NFL: Favre says no to comeback with Vikings
MINNEAPOLIS ó Brett Favre has handed the Minnesota Vikings one more loss.
The 39-year-old Favre called Vikings coach Brad Childress on Tuesday to tell the coach he won’t be coming out of retirement to play for Minnesota.
“It was the hardest decision I’ve ever made,” Favre told ESPN. “I didn’t feel like physically I could play at a level that was acceptable. I would like to thank everyone, including the Packers, Jets and Vikings ó but, most importantly, the fans.”
The decision, which was first reported by the Star Tribune of Minneapolis, is a stunner for the Vikings after they openly courted Favre all summer. Adding him would have been viewed by many as the final piece for a team that already has star running back Adrian Peterson and a stingy veteran defense that returns nearly intact from last year’s NFC North title season.
“It was a rare and unique opportunity to consider adding not only a future Hall of Fame quarterback but one that is very familiar with our system and division,” Childress said in a prepared statement. “That does not detract from the team that we have.”
Last year, Favre tearfully retired from the Green Bay Packers after 17 seasons in the NFL and three MVP awards ó then made an about-face and was traded to the New York Jets. He retired again, had surgery in May to alleviate a torn biceps tendon and then flirted with the idea of coming back again with the Vikings, the Packers’ NFC North rival.
“When I heard the news, I was probably as surprised and shocked as everybody else,” linebacker Ben Leber told The Associated Press in a phone interview. “The writing on the wall was as long as his arm was healthy he was going to play. I thought it was just a contractual deal that was taking so long and I really expected him to be at camp.”

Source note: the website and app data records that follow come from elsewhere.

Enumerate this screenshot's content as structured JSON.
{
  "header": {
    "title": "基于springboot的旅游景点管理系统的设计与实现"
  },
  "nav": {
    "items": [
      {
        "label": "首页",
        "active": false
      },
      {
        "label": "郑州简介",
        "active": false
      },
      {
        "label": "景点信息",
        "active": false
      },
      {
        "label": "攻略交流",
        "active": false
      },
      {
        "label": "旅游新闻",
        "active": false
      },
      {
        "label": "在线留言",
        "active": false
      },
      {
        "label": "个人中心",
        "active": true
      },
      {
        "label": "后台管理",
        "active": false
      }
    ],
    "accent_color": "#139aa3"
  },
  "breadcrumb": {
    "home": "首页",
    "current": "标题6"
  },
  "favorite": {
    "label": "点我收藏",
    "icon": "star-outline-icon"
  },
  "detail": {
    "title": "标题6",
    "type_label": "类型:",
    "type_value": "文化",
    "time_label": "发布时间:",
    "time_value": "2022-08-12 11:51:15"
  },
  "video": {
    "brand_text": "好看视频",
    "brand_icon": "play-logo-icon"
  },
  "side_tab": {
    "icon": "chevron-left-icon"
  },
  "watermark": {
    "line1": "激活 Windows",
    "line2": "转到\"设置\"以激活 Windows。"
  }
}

Favre turns 40 in October and didn’t think he had enough left to get through a full season.
“I had to be careful not to commit for the wrong reasons,” Favre said. “They were telling me, ‘You went through all this, you had the surgery and you’ve got to finish it off.’ But I have legitimate reasons for my decision. I’m 39 with a lot of sacks to my name.”
Now Childress has some damage control to do with Tarvaris Jackson and Sage Rosenfels, the two veterans who were expected to compete for the job before the latest Favre drama began.
Both were peppered with questions about Favre during the team’s minicamps this summer and are suddenly back in the mix.
Jackson’s agent, Joel Segal, said he spoke to his client shortly after the news broke.
“He was his usual cool, calm and collected self,” Segal said. “He said, ‘Great, let’s get ready for camp.”‘
Favre holds almost every NFL career passing record that matters, including touchdown passes (464), completions (5,720), yards passing (65,127), regular-season victories (169) and interceptions (310). Many thought he could help the Vikings land that elusive Super Bowl championship, even if he was reviled by fans here during his incredible run across the state line in Wisconsin.
Favre instead passed on a chance for revenge on GM Ted Thompson and the Packers, whom he felt gave up on him too soon when deciding to move forward last summer with quarterback Aaron Rodgers. He was sent instead to the Jets, where arm problems contributed to a 1-4 finish that kept them out of the playoffs.
Childress said Favre’s decision does not temper the team’s high expectations.
“As we have consistently communicated, we feel good about our team and they have put forth a tremendous effort this offseason preparing for the season ahead,” he said. “With this behind us, we look forward to getting to Mankato and getting training camp under way.”
Of course, this is Favre, which means there’s always the chance that he will change his mind. Former teammate Matt Hasselbeck tweeted that “Brett has always been predictably unpredictable.”
As far as Leber is concerned, however, the case is closed.
“In my mind this should be the end of it,” he said. “To be respectful of the players that are involved and the team as a whole, you have to put an end to this and you can’t let it linger on.”